■ TASK GOAL
The records that follow should be returned exactly, pictures excluded.

*** Opening DATA IN THIS EXERCISE ***

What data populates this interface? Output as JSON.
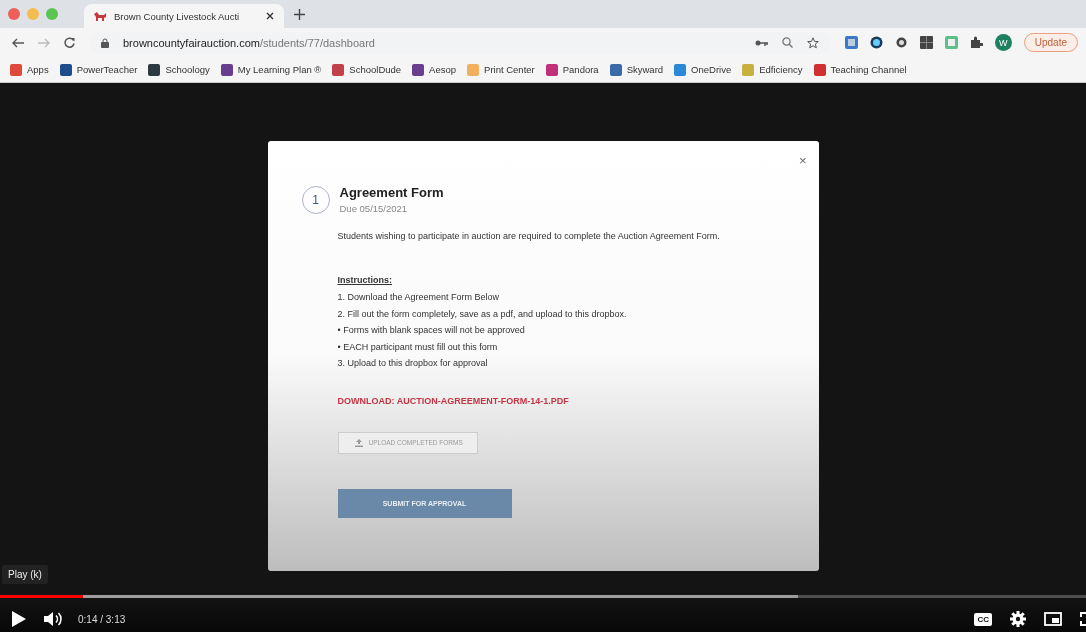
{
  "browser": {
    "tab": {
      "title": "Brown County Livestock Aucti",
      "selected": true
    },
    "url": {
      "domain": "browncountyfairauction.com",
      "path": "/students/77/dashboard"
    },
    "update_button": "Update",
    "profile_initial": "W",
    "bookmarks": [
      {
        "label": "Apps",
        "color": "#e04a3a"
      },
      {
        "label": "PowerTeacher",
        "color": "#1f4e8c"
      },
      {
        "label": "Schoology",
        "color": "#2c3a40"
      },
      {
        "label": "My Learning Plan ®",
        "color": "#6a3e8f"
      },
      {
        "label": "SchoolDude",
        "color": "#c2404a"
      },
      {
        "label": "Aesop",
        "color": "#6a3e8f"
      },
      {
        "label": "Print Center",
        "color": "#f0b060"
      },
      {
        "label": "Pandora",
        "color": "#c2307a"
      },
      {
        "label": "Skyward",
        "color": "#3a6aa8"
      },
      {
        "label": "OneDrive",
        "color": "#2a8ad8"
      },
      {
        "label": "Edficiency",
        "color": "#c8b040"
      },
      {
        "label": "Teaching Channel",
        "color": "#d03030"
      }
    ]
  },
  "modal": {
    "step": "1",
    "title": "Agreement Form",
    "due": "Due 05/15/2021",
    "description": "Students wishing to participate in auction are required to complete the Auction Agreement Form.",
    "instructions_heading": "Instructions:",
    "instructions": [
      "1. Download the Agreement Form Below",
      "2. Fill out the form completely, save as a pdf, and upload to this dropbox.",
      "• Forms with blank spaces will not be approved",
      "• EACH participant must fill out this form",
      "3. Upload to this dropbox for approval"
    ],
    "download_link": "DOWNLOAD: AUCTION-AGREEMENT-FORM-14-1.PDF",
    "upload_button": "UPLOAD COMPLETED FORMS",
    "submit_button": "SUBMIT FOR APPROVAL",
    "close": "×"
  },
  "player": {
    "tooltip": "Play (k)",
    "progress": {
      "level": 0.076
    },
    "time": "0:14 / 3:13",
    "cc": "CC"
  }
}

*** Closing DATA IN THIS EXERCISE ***

■ ANSWER TO THIS TASK
What data populates this interface? Output as JSON.
{
  "browser": {
    "tab": {
      "title": "Brown County Livestock Aucti",
      "selected": true
    },
    "url": {
      "domain": "browncountyfairauction.com",
      "path": "/students/77/dashboard"
    },
    "update_button": "Update",
    "profile_initial": "W",
    "bookmarks": [
      {
        "label": "Apps",
        "color": "#e04a3a"
      },
      {
        "label": "PowerTeacher",
        "color": "#1f4e8c"
      },
      {
        "label": "Schoology",
        "color": "#2c3a40"
      },
      {
        "label": "My Learning Plan ®",
        "color": "#6a3e8f"
      },
      {
        "label": "SchoolDude",
        "color": "#c2404a"
      },
      {
        "label": "Aesop",
        "color": "#6a3e8f"
      },
      {
        "label": "Print Center",
        "color": "#f0b060"
      },
      {
        "label": "Pandora",
        "color": "#c2307a"
      },
      {
        "label": "Skyward",
        "color": "#3a6aa8"
      },
      {
        "label": "OneDrive",
        "color": "#2a8ad8"
      },
      {
        "label": "Edficiency",
        "color": "#c8b040"
      },
      {
        "label": "Teaching Channel",
        "color": "#d03030"
      }
    ]
  },
  "modal": {
    "step": "1",
    "title": "Agreement Form",
    "due": "Due 05/15/2021",
    "description": "Students wishing to participate in auction are required to complete the Auction Agreement Form.",
    "instructions_heading": "Instructions:",
    "instructions": [
      "1. Download the Agreement Form Below",
      "2. Fill out the form completely, save as a pdf, and upload to this dropbox.",
      "• Forms with blank spaces will not be approved",
      "• EACH participant must fill out this form",
      "3. Upload to this dropbox for approval"
    ],
    "download_link": "DOWNLOAD: AUCTION-AGREEMENT-FORM-14-1.PDF",
    "upload_button": "UPLOAD COMPLETED FORMS",
    "submit_button": "SUBMIT FOR APPROVAL",
    "close": "×"
  },
  "player": {
    "tooltip": "Play (k)",
    "progress": {
      "level": 0.076
    },
    "time": "0:14 / 3:13",
    "cc": "CC"
  }
}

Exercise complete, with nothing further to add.